All Members have made a commitment to zero harm in the workplace. The report shows that safety incidents at Member companies are a fraction of those observed in similar sectors. For example, on average there are 17x more lost time injuries in the construction industry than in DPA diamond mining.
Beyond employment, the diamond mining industry makes a vital contribution to the socioeconomic development of diamond producing countries and communities that goes beyond employment. Members purchase the bulk of the goods and services needed for their operations from local businesses, creating a significant, lasting impact on local economies. Moreover, they pay a large share of their revenues to diamond mining countries in the form of taxes, royalties and dividends. Entire countries, such as Botswana, have been transformed by diamond revenues over the past 50 years.
- 60% of the total benefits from DPA Members are infused into local communities through sourcing of goods and services, taxes and royalties, social programs and infrastructure investment.
- DPA Members infused US$6.8 billion in benefits into local communities through the purchase of local goods and services.

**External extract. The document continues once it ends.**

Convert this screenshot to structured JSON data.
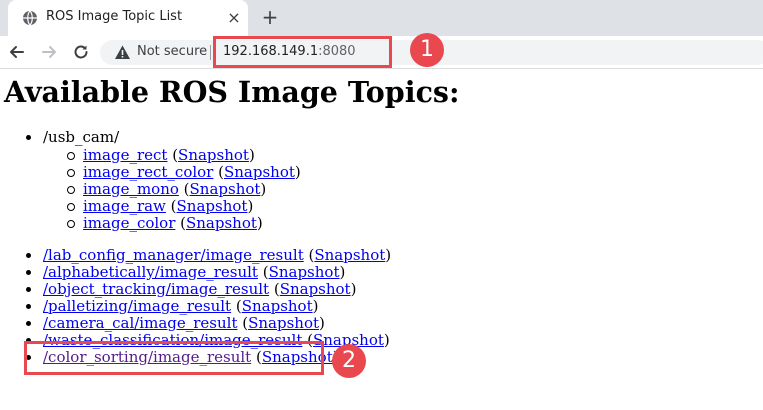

- Local communities receive US$3.9 billion in positive benefits through employment and social programs (US$292 million), such as health and education.
- DPA Members provided US$3 billion in tax revenue, royalties and dividends which, in turn, fund local infrastructure and other civic improvements.
- Modern diamond mining is a long-term investment, and Members actively build long-term partnerships with the communities in which they work.
DPA and its Members recognize that environmental stewardship is one of the main obligations of the diamond mining industry, and every DPA Member works in close collaboration with local governments and communities to control their environmental impact. Today, controlling and continuing to reduce its environmental footprint is a clear priority for diamond mining companies. DPA Member companies are tackling this challenge through a range of initiatives, including increased access to renewable energies, energy reduction initiatives and carbon capture research programs.
- The largest source of DPA Members’ environmental footprint is its CO2e emissions: 160 kg of CO2e per polished carat.
- The estimated CO2e associated with energy use in laboratory-created diamond production is nearly three times greater than diamonds produced by DPA members in 2016.
- DPA Members collectively protected more than 260,000 hectares (1,000 square miles) of natural land in Russia, Botswana, South Africa, Tanzania, Australia and Canada. Members protect three times the land they use for mining globally.
- The environmental cost of producing a diamond is 37% of a single one-way airline ticket from New York City to Los Angeles.
- DPA Members currently implement long-term biodiversity conservation programs.
Each DPA Member produces sustainability reports, available on DPA’s website, to measure and analyze initiatives and progress.
The Diamond Producers Association has organized active collaboration and sharing of best practices amongst the Member companies around two absolute priority areas: energy conservation and CO2e emissions, and employee health and safety. Moving forward, DPA will report on ongoing sustainability progress to share individual and collective progress made by DPA Members toward these objectives and, in general, toward achieving United Nations Sustainable Development Goals.
DPA Total Clarity Platform
Building on the Trucost report, DPA is launching its Total Clarity platform, designed as a transparent and reliable source of information on the socioeconomic and environmental impact of the diamond industry. Its first report can be accessed on www.Total-Clarity.com or via Instagram @TotalClarityDiamonds. It builds on the Trucost findings to bring to life the reality of large-scale diamond mining through hard data and illustrated case studies.